The parade finished in plenty of time for me to get to the Geiko (Geisha) show at Pontocho Theatre. The first half was almost like a pantomime and wonderfully entertaining even though I had no idea what they were singing or saying. The costumes were beautiful but no photography was allowed. There were many very slick and clever changes of scene, and overall it was a very professional production. The second half consisted of several individual dances by Geiko and group numbers by the Maiko (apprentice Geiko). The individual dances were just far too slow and subtle for me but I loved the rest of it, and was very glad I went.

The plan then was to get the subway to a street about half way between the two shrines where the parade was going and watch it again. I wish I’d stuck to the plan. According to the schedule the parade was to arrive at the first shrine at 11.40 and leave at 2.10. I misremembered and thought it would leave at 2.40 so decided I had time to go to the first shrine and get some shots of the crowds and the atmosphere and maybe see some of the ceremony in the shrine. Of course by the time I got there it had left for the next shrine so I set out to follow it walking very fast for a long time.

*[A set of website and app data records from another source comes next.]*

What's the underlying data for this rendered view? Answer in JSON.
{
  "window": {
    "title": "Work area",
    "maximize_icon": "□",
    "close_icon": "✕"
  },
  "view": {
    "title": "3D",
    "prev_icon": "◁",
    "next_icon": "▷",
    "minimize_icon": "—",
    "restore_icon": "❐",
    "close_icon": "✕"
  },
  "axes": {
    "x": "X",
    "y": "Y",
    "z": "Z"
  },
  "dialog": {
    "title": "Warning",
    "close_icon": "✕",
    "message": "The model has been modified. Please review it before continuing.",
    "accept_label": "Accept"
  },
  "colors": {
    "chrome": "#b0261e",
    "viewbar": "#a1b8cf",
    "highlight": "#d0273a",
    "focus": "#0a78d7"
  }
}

It was good to see how well I could do and how I could deal with the pain that arose – not taking it too seriously, but at the same time paying attention to how I was walking, how I was using the muscles, concentrating on engaging the glutes more, and then the pain subsided. I’m starting to get really fit. I spent a long time walking along a main road in the heat. Not fun but at least I was getting a good workout. I came to a river with broad grassy banks and many people relaxing in the shade of trees, or fishing in the river. I could have slowed down, joined them, relaxed for a bit, but no I had to catch the parade. At least now it was a shady side street, and suddenly I could see the end of the parade in the distance. It spurred me on a bit but finally common sense prevailed. How much did I really want to see a parade I’d already seen? My plan, had I stuck to it, was to try to see something of the ceremonies at either of the shrines, but it was too late for that. Hot and tired, I probably walked six or more kilometres and now I had to figure out a way to get home. I didn’t know where I was, so I couldn’t put a destination into the phone and I didn’t know the name of the nearest train station. I suppose I could have put in the name of the hostel but I didn’t think of that. Anyway I had a paper map and figured it out from that. It was more walking to the nearest train station, but I eventually made it home and collapsed in a hot sweaty exhausted heap.

Next post: A day at Arashiyama

All words and images by Alison Louise Armstrong unless otherwise noted
© Alison Louise Armstrong and Adventures in Wonderland – a pilgrimage of the heart, 2010-2019.